“Video visits will allow you to stay connected. Don’t lose sight of patients. If a patient’s treatment is delayed, you don’t want them to feel lost,” added Ms Dunn.

  • Treatment adherence is a key issue for cancer care providers as the COVID lockdown continues. Ms Dunn explained that UPMC has relied on physicians to help identify patients whose treatment could be safely delayed, and which could be moved to a different treatment cycle. “We want to be sure patients stay compliant, but in a pandemic we also want to safely minimise the number of patients coming into our clinics. Again, telemedicine visits are very important. Cancer patients are not used to this type of remote interaction with a provider, so we need to support them in moving towards telemedicine and using this to monitor adherence.”
  •  Mark Middleton explained Icon Group’s approach to managing the issue of screening: “This is the first line of defence. Patients are contacted by SMS to remind them of all the screening processes and exclusion criteria. They are also asked to not bring visitors unless really needed. People are screened for COVID risk factors – travel, temperature screening or exposure to infected persons. Nobody with undiagnosed respiratory symptoms can enter centres; this doesn’t mean they won’t be treated but they need to be diagnosed.”
  • Similarly, cancer care providers need to manage the expectations of patients and their families in terms of prioritisation. Dr Pramesh explained that the priority of patients remains cancer treatment. “They aren’t as worried about getting COVID as much as their treatment being sub optimal. Being open and transparent with patients over the tough choices we face is vital.”
  • Ms Dunn stressed the importance of transparency in communicating new guidelines and prioritization: “The way we deliver health care and cancer care is very different to how it was six months ago. We are ensuring we answer their questions, communicate with them, being as transparent as we possibly can. We have put a lot of change in place and it’s important that we continue to educate our staff, patients and their families as to why.”
  • Ms Dunn’s advice for those working with children was to put in place the same precautions as for adult cancer patients. “Similarly, with maternity wards, we have had to limit the number of people that can be in the room. Paediatric care requires the same diligence and care.” Dr Pramesh added that because children are showing less susceptibility to COVID-19, they have prioritised the continued treatment of paediatric patients as far as possible.   “That’s the only upside to this: we’ve been able to provide almost complete cancer care to paediatric patients.”
  • On the question of delivering cancer care to different population groups and demographics, Ms Dunn said UPMC “had to make a quick pivot on the most vulnerable populations: stem cell transplant patients, complex immunotherapy patients. In many cases they are in the hospital for a long period of time. Our physicians have looked very closely at this. We’re still providing these services but are trying to avoid or delay when we can do so safely.”

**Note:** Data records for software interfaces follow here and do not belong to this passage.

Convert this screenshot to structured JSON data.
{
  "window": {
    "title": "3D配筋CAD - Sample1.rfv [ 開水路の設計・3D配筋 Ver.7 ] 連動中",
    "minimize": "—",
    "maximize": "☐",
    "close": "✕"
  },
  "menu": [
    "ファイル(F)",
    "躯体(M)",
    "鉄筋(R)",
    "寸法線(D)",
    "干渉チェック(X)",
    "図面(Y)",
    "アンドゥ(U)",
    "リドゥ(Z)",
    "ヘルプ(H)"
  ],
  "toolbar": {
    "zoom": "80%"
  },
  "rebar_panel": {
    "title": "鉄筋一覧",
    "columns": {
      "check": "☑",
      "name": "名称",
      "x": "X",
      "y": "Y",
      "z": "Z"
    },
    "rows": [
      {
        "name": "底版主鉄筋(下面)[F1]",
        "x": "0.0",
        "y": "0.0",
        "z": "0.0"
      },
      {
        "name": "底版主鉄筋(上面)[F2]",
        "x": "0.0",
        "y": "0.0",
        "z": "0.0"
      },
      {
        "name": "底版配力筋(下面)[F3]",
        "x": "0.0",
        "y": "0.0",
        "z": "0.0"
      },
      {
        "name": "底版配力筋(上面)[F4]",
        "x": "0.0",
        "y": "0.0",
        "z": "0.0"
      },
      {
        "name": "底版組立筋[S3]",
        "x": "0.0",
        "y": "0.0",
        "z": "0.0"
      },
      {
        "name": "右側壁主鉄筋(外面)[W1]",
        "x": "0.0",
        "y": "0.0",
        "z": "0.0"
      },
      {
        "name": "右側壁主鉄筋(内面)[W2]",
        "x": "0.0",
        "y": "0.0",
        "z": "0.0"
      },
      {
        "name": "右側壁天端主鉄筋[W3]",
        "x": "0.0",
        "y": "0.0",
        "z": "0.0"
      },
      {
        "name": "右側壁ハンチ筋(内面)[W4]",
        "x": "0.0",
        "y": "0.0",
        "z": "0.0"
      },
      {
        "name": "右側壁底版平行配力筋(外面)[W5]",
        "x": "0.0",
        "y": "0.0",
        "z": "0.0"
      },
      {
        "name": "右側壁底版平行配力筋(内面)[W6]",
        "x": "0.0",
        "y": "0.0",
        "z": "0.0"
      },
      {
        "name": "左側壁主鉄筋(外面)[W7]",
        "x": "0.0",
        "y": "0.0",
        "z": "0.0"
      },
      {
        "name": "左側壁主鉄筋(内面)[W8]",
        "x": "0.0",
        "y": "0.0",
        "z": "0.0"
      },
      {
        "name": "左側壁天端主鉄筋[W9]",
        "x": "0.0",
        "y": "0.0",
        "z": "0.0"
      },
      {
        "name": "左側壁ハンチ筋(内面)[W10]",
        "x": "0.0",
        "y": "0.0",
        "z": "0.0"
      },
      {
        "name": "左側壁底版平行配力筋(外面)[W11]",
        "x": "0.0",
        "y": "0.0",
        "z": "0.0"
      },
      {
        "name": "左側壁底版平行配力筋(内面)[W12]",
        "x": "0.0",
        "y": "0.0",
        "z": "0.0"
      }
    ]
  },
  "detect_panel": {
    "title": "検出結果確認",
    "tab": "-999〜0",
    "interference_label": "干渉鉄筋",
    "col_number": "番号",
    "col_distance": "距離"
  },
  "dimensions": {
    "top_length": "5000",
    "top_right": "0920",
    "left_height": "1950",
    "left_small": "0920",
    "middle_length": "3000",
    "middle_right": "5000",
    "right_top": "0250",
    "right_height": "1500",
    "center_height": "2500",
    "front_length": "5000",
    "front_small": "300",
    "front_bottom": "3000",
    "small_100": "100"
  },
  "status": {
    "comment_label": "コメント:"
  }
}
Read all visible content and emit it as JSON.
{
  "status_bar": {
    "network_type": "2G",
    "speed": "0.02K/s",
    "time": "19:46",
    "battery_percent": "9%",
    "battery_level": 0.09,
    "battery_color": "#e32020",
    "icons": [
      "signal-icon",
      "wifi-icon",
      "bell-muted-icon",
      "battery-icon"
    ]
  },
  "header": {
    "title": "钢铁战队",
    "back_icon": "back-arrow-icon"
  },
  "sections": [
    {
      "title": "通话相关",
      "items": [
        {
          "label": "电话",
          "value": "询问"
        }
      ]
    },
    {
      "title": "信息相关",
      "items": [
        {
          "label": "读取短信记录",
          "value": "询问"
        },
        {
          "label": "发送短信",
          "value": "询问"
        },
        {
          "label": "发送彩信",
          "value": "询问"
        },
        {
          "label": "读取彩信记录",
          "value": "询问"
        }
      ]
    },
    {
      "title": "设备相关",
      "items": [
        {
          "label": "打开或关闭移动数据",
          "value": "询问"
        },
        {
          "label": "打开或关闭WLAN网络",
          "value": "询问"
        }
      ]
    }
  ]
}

Mr Middleton noted that in Singapore and Hong Kong, there are large populations being treated in Icon centres that live in other countries. “When borders shut we had limited time to respond and some patients had to leave halfway through immunotherapy treatment. We had to connect our doctors by telemedicine to their local hospitals and continue monitoring treatment.  Without telemedicine this would have been extremely disruptive.”

 

Wrapping up the webinar, Dr Henshall observed that three key principles had emerged from the conversation: transparency, clarity and agility.

“We all need to embrace these when delivering care to patients, and as we continue to share evidence and knowledge with our communities and stakeholders.”

The webinar and Dr CS Pramesh’s presentation are worth watching in full:

 

 

C/Can’s next webinar will be in Spanish on 15 April. The title is: Atención oncológica en tiempos del COVID-19. (Cancer care during the times of COVID-19 – SPA)

To register: https://bit.ly/2UQHD4g